■ **Work instruction**
Wherever the word "type" appears in the entries, copy the whole line.

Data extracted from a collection
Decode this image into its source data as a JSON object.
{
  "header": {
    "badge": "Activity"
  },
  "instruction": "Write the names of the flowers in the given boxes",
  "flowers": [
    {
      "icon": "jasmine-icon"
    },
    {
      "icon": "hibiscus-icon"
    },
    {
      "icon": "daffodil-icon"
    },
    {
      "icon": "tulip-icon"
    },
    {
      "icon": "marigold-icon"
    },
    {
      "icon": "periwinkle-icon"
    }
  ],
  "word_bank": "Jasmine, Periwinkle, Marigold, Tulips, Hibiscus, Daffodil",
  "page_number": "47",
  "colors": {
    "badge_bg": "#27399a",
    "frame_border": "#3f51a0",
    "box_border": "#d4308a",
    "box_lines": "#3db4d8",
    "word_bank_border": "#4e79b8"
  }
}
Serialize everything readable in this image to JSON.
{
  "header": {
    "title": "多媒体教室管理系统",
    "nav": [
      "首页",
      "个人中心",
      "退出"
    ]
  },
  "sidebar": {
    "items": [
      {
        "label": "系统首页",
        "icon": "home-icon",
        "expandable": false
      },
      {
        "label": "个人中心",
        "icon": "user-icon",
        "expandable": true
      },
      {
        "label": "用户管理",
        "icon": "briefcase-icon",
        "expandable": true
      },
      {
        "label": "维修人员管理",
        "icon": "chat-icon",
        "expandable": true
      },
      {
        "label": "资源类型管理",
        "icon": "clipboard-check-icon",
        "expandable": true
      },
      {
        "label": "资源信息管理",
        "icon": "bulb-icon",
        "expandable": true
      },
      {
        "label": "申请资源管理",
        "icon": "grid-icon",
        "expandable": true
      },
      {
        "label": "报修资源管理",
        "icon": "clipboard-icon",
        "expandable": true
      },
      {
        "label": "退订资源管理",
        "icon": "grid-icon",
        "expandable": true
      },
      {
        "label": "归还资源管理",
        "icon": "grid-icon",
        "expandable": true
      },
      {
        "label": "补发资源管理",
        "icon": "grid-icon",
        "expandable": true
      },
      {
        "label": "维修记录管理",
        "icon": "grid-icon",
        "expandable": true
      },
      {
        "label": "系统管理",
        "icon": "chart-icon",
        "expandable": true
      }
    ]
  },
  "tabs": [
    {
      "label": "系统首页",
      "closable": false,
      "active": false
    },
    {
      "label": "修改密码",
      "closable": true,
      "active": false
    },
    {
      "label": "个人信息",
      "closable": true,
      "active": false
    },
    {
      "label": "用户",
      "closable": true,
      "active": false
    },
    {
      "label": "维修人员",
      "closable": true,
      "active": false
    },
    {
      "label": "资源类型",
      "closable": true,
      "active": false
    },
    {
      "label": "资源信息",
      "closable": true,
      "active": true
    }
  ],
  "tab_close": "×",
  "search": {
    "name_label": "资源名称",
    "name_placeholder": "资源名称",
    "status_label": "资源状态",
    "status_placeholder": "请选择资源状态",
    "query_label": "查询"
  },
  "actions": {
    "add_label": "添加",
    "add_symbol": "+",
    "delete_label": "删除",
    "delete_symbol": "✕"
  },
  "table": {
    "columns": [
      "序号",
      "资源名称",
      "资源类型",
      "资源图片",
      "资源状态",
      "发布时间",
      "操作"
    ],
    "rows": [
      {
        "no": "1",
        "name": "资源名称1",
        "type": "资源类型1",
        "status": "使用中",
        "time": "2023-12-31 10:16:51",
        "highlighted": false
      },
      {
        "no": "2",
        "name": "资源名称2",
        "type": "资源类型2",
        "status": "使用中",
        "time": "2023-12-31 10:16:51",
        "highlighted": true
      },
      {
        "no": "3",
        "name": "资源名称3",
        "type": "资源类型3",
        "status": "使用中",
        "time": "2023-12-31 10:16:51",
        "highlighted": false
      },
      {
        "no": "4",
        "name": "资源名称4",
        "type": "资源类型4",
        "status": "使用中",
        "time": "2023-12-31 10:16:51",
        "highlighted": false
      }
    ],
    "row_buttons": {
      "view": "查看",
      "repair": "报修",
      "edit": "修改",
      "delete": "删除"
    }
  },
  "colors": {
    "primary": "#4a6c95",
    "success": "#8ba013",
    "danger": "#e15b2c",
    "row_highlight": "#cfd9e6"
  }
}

■ **Solution**
        "type": "资源类型1",
        "type": "资源类型2",
        "type": "资源类型3",
        "type": "资源类型4",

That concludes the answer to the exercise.